French DJ/producer Breakbot recently released a limited version of his album "By Your Side" pressed in chocolate. Yes, you can play it. Amazingly, sugar-and-chocolate records have been produced since at least 1905!
Gorgeous black and white photos from 1954 and 1962 of vinyl records being made, including scans of an album jacket with a description of the process. "How records are made" (Voices of East Anglia, via @chris_carter_)
If there's a more robust realm of music more closely simpatico with the Creative Commons philosophy than netlabels, please let me know what it is.

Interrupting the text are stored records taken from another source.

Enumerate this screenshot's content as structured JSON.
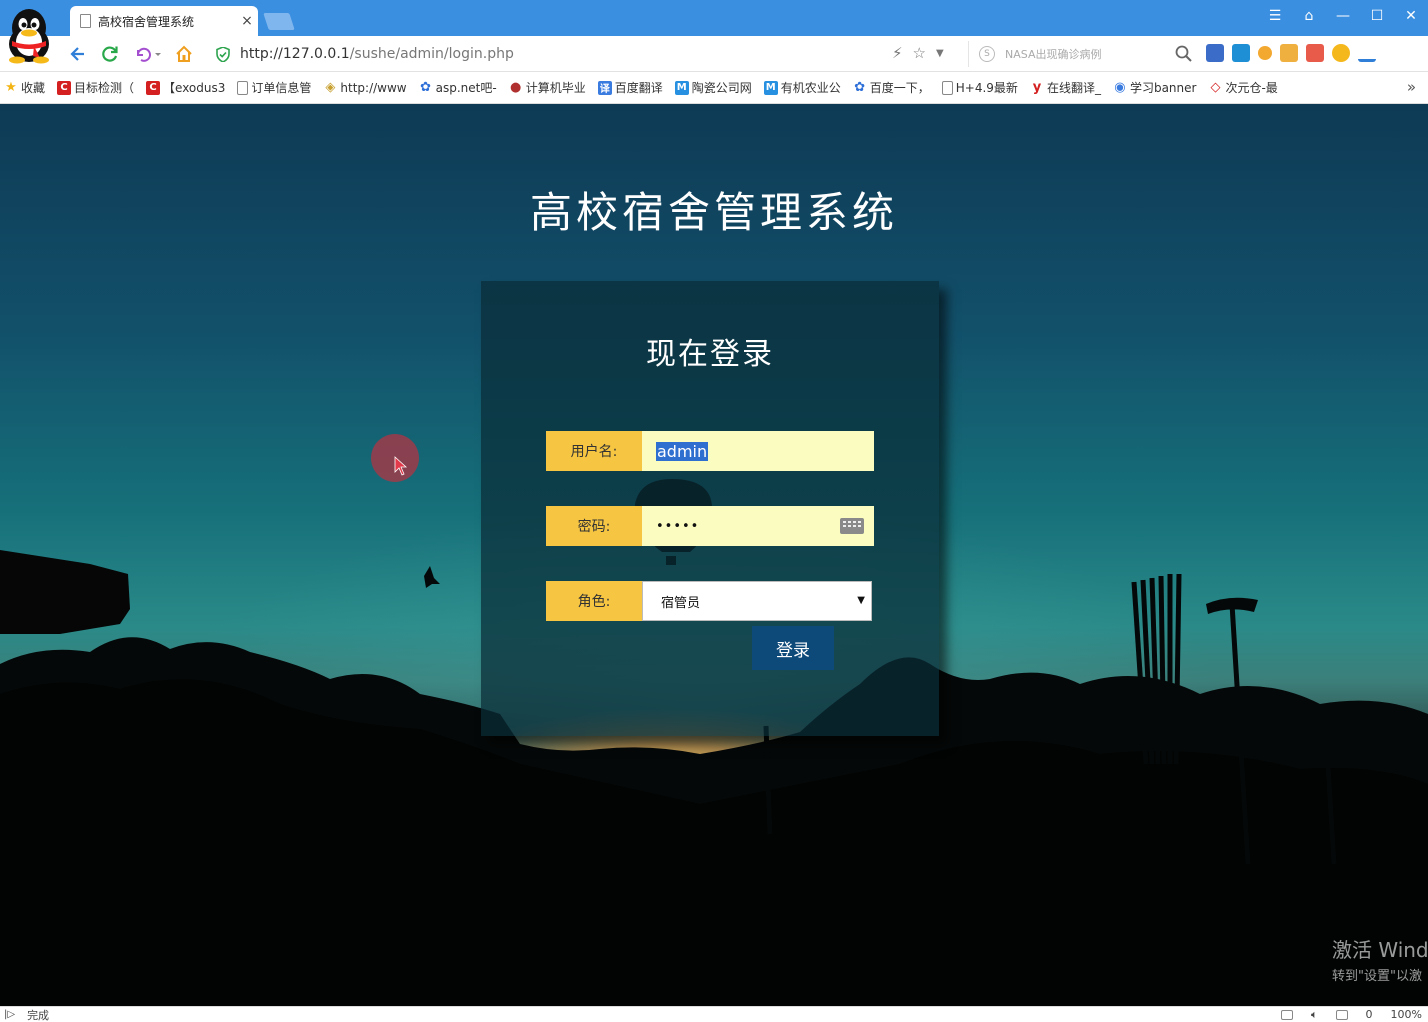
{
  "browser": {
    "tab_title": "高校宿舍管理系统",
    "tab_close": "×",
    "url_host": "http://127.0.0.1",
    "url_path": "/sushe/admin/login.php",
    "search_placeholder": "NASA出现确诊病例",
    "window_controls": [
      "☰",
      "⌂",
      "—",
      "☐",
      "✕"
    ],
    "bookmarks": [
      {
        "label": "收藏",
        "icon": "star-icon",
        "color": "#f3b515"
      },
      {
        "label": "目标检测（",
        "icon": "c-icon",
        "color": "#d42020"
      },
      {
        "label": "【exodus3",
        "icon": "c-icon",
        "color": "#d42020"
      },
      {
        "label": "订单信息管",
        "icon": "doc-icon",
        "color": "#ffffff"
      },
      {
        "label": "http://www",
        "icon": "layers-icon",
        "color": "#c8a030"
      },
      {
        "label": "asp.net吧-",
        "icon": "paw-icon",
        "color": "#2e6fd8"
      },
      {
        "label": "计算机毕业",
        "icon": "circle-icon",
        "color": "#b03030"
      },
      {
        "label": "百度翻译",
        "icon": "translate-icon",
        "color": "#3a7be0"
      },
      {
        "label": "陶瓷公司网",
        "icon": "m-icon",
        "color": "#2890e0"
      },
      {
        "label": "有机农业公",
        "icon": "m-icon",
        "color": "#2890e0"
      },
      {
        "label": "百度一下，",
        "icon": "paw-icon",
        "color": "#2e6fd8"
      },
      {
        "label": "H+4.9最新",
        "icon": "doc-icon",
        "color": "#ffffff"
      },
      {
        "label": "在线翻译_",
        "icon": "y-icon",
        "color": "#d42020"
      },
      {
        "label": "学习banner",
        "icon": "chrome-icon",
        "color": "#3a7be0"
      },
      {
        "label": "次元仓-最",
        "icon": "shield-icon",
        "color": "#d42020"
      }
    ],
    "bookmarks_more": "»",
    "status_text": "完成",
    "status_count": "0",
    "zoom": "100%"
  },
  "page": {
    "title": "高校宿舍管理系统",
    "login_heading": "现在登录",
    "username_label": "用户名:",
    "username_value": "admin",
    "password_label": "密码:",
    "password_value": "•••••",
    "role_label": "角色:",
    "role_value": "宿管员",
    "role_caret": "▼",
    "login_button": "登录"
  },
  "os": {
    "watermark_line1": "激活 Wind",
    "watermark_line2": "转到\"设置\"以激"
  },
  "colors": {
    "titlebar": "#3b8fe0",
    "label_bg": "#f6c542",
    "input_bg": "#fbfcc0",
    "button_bg": "#0d4a7a"
  }
}
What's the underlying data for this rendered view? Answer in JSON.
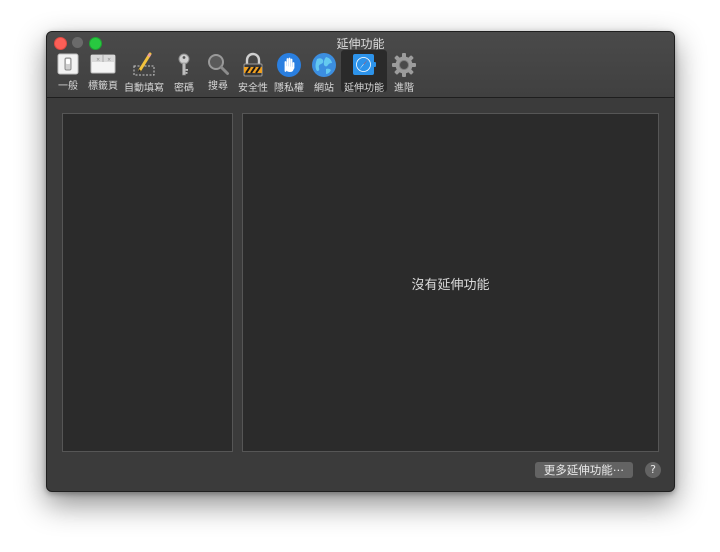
{
  "window": {
    "title": "延伸功能"
  },
  "toolbar": {
    "items": [
      {
        "label": "一般",
        "icon": "general-switch-icon"
      },
      {
        "label": "標籤頁",
        "icon": "tabs-icon"
      },
      {
        "label": "自動填寫",
        "icon": "pencil-autofill-icon"
      },
      {
        "label": "密碼",
        "icon": "key-icon"
      },
      {
        "label": "搜尋",
        "icon": "magnifier-icon"
      },
      {
        "label": "安全性",
        "icon": "padlock-icon"
      },
      {
        "label": "隱私權",
        "icon": "hand-icon"
      },
      {
        "label": "網站",
        "icon": "globe-icon"
      },
      {
        "label": "延伸功能",
        "icon": "extensions-icon"
      },
      {
        "label": "進階",
        "icon": "gear-icon"
      }
    ],
    "active_index": 8
  },
  "content": {
    "empty_message": "沒有延伸功能"
  },
  "footer": {
    "more_button": "更多延伸功能⋯",
    "help_button": "?"
  },
  "colors": {
    "close": "#fc5f57",
    "zoom": "#28c840",
    "window_bg": "#3b3b3b",
    "panel_bg": "#2b2b2b"
  }
}
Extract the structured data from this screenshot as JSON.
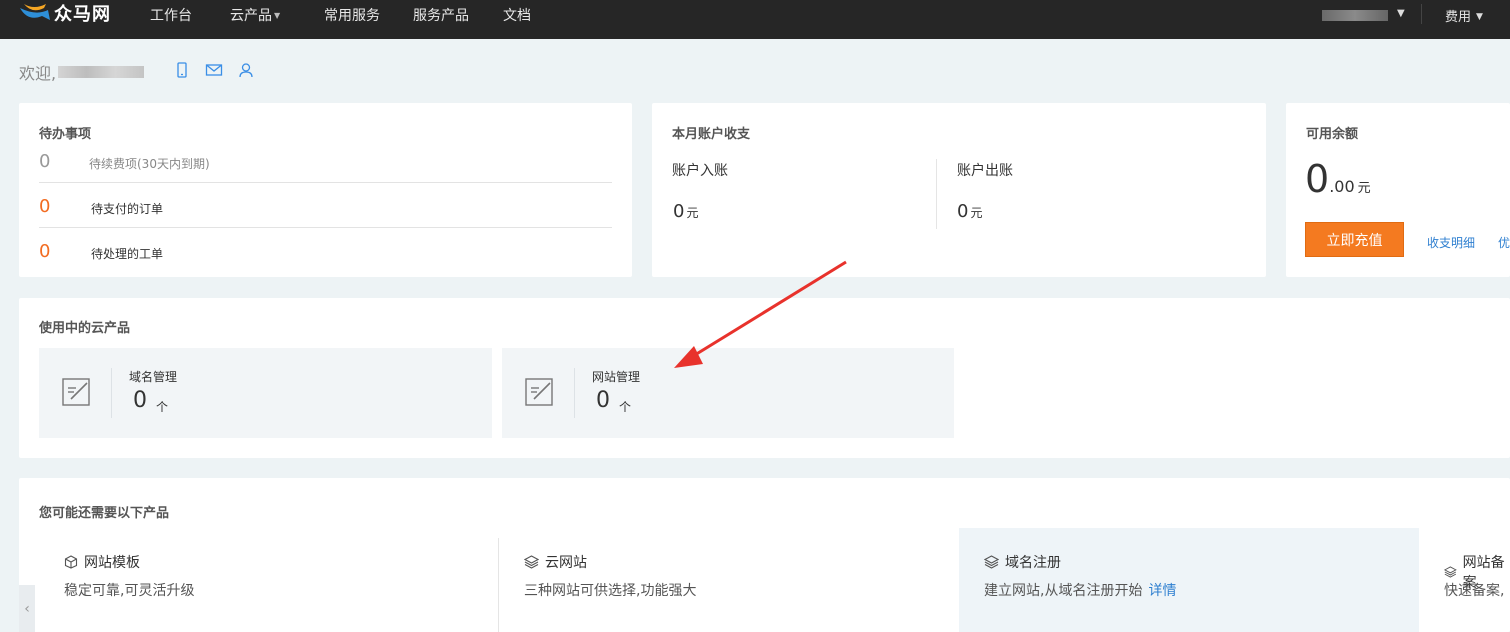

Netlabels are online record labels that actively release music for free download, with the full and enthusiastic participation of the musicians involved.
The vast majority use a Creative Commons license that allows for free download, attributed redistribution, and remixing. They are largely enterprises invested heavily in electronic music, albeit a wide and disparate range thereof -- from phonography (darkwinter.com) to sound art (stasisfield.com) to techno (monokrak.net) to instrumental hip-hop (dustedwax.org) and beyond.
As just one sign of the phenomenon's ever-increasing popularity, there are various competing curated lists of netlabels available online. The one I refer to primarily is maintained at disruptiveplatypus.wordpress.com/netlabels. As of this typing, it contains 13 scrolling screens of active netlabels (OK, I'm on a netbook; your scrolling may vary), from the Guadalajara, México-based amp-recs.com to the Modena, Italy-based zymogen.net (plus a bunch whose monikers start with numbers or symbols).
I've always found that the most interesting art lies at the intersection between two totally different styles. One of the best examples of this theory existed more than a half a century ago as an unlikely offshoot of country and western music.
From the 1930s through the 50s, country music exploded into a bunch of different styles- old time hillbilly folk music (exemplified by the Carter Family), bluegrass (Bill Monroe), honky tonk (Hank Williams) and cowboy music (Sons of the Pioneers). But the most exciting (and most fun) branch of the country and western musical family tree was the fusion of jazz and country music- Western Swing.
Before you say, "I hate country music." take a few moments to listen to the unrestrained madness of Speedy West and Jimmy Bryant at their peak...